**Task statement**
Among the entries below, find each line holding "title" and return it.

*** Begin section ***

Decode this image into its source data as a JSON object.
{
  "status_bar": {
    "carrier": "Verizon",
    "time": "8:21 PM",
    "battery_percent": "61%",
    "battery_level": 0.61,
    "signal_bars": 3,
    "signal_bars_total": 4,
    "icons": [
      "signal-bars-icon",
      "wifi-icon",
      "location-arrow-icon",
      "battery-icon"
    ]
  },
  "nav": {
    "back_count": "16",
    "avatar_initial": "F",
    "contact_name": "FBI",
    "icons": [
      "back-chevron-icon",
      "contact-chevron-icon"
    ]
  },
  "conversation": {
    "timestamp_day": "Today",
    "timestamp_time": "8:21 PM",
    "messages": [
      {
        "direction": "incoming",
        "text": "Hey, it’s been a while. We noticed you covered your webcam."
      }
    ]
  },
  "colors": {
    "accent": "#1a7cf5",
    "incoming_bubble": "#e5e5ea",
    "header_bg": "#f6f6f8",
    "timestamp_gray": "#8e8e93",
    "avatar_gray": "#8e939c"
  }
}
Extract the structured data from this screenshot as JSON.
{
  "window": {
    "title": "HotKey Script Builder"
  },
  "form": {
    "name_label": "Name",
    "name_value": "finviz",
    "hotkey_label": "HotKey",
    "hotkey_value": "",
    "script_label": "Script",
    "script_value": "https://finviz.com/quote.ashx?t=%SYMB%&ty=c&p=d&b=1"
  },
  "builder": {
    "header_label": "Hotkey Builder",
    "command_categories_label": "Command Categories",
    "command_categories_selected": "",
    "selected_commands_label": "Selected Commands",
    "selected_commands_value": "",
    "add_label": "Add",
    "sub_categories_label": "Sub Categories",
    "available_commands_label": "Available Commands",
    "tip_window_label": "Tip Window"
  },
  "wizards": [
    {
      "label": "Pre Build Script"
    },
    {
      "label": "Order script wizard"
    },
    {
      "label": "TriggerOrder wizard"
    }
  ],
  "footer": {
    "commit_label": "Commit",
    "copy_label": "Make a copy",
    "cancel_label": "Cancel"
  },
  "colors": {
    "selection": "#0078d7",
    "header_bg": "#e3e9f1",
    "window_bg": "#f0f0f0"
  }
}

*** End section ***
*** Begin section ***

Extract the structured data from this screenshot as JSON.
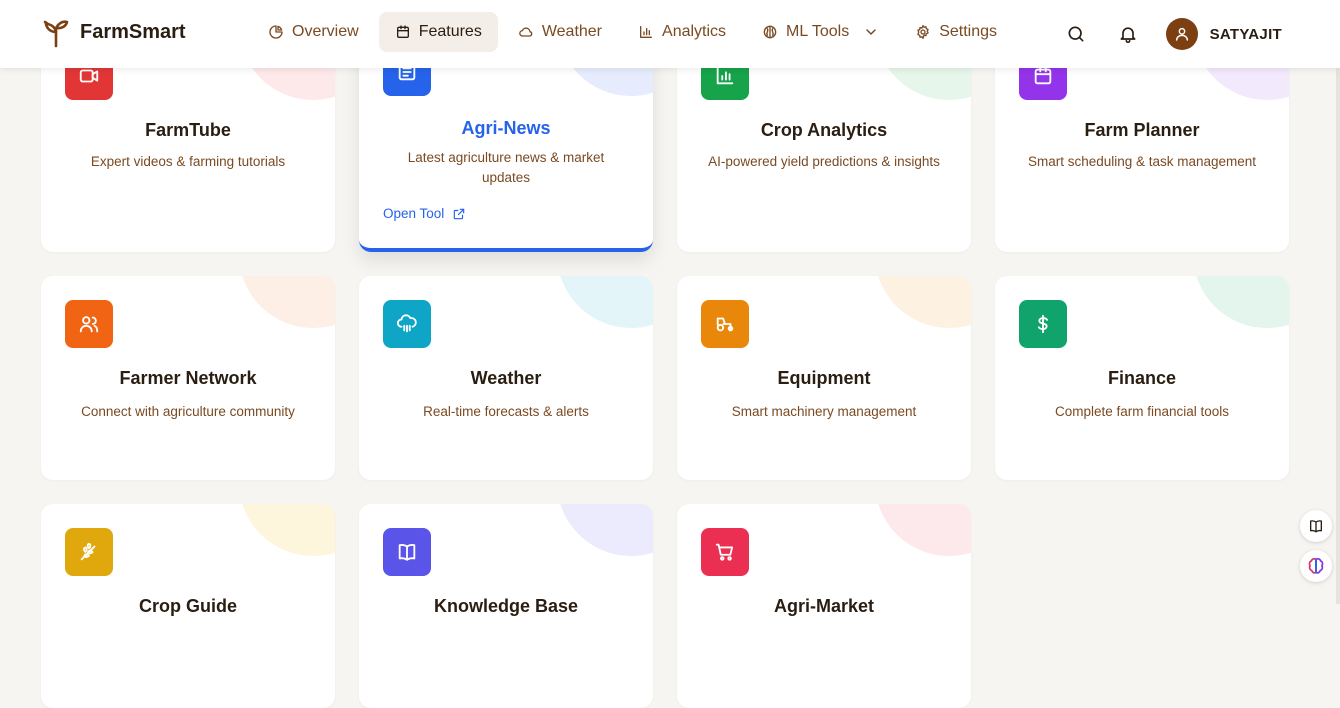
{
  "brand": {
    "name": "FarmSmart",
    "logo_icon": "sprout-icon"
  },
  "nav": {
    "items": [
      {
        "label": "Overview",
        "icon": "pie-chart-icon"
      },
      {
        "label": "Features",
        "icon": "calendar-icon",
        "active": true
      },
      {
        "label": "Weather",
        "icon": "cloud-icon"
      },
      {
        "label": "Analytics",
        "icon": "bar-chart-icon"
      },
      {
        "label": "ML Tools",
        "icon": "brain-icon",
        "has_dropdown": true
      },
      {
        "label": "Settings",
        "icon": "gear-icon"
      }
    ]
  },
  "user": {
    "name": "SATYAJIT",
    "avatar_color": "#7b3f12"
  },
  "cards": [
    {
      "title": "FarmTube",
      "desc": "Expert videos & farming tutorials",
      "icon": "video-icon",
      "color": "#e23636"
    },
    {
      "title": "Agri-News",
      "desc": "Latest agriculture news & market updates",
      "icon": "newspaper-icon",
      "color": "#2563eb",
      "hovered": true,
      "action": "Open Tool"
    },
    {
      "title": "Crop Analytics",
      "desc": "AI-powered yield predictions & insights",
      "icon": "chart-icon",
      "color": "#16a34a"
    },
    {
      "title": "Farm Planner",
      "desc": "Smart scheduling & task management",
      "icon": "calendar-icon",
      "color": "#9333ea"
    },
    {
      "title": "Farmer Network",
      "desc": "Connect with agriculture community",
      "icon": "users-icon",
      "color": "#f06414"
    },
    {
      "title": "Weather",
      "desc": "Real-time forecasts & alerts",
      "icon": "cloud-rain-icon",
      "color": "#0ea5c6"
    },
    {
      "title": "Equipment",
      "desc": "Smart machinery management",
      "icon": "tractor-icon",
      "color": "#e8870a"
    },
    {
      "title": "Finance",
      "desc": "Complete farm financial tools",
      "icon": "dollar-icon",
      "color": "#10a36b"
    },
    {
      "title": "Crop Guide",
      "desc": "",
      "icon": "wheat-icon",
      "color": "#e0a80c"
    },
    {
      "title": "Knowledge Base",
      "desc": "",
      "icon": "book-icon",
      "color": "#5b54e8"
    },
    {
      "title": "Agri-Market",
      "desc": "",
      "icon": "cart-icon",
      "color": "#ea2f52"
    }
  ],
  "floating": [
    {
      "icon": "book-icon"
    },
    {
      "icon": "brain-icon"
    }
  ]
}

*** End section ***

**Response to the task**
    "title": "HotKey Script Builder"
      "title": "FarmTube",
      "title": "Agri-News",
      "title": "Crop Analytics",
      "title": "Farm Planner",
      "title": "Farmer Network",
      "title": "Weather",
      "title": "Equipment",
      "title": "Finance",
      "title": "Crop Guide",
      "title": "Knowledge Base",
      "title": "Agri-Market",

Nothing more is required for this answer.